The “March for Justice” was a great example of a positive action to show that as we continue to seek justice for Trayvon Martin, we must remember that it is up to all of us to make sure tragedies like this don’t happen again.


March in memory of Trayvon Martin

| chudson@queenscourier.com

Photo by Juliet Kaye

Trayvon Martin may have lived and died in Florida, but the circumstances surrounding his death have struck a chord in Queens.

On Saturday, March 31, Councilmember Leroy Comrie,the Commission on Social Action (COSA) and the Greater Allen AME Cathedral sponsored a march in honor of those whose lives have been lost to gun violence. Among those being remembered was Martin, the Florida teen who was allegedly shot and killed by purported neighborhood watch captain George Zimmerman.

The route of the march took protesters from Linden and Francis Lewis Boulevards to St. Albans Park, where community leaders spoke to those who made their way through the rain for the event.

The goal of the rally was to bring attention to the impact of gun violence on communities, and especially young people. Additionally, the event served as “an opportunity for Queens youth to learn about their rights and what they can do to help make sure tragedies like this do not happen to them,” said a spokesperson for Comrie.

Florence Simmons, founder of Teens Against Crime, said the incident involving Treyvon Martin made her fearful for her own children and wary of how easily they can be stereotyped by something as simple as what they wear.

The local advocate appreciates the recent marches that have taken place surrounding this incident, but hopes for a more permanent way to get people to open their eyes.
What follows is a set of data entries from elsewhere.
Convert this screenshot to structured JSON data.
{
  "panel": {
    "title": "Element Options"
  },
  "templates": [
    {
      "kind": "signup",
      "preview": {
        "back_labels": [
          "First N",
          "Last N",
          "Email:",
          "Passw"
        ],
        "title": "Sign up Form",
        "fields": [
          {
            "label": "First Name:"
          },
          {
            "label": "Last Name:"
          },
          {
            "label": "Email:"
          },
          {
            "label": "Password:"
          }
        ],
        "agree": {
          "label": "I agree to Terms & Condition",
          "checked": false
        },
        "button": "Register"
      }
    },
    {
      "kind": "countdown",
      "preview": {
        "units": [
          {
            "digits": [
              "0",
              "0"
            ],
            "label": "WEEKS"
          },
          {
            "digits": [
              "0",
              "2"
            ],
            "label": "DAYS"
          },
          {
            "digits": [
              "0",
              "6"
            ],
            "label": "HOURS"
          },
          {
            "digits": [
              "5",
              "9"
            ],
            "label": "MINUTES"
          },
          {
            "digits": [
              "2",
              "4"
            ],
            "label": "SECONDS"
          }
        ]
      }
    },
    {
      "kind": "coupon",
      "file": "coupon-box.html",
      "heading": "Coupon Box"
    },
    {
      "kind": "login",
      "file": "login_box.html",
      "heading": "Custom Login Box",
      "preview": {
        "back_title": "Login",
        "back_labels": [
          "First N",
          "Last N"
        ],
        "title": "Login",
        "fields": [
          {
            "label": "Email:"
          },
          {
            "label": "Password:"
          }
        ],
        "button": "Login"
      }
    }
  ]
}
“We have to revise our lives,” said Simmons. “It’s sad for me as a parent. It’s a lesson for everyone.”

Additional reporting by Alexa Altman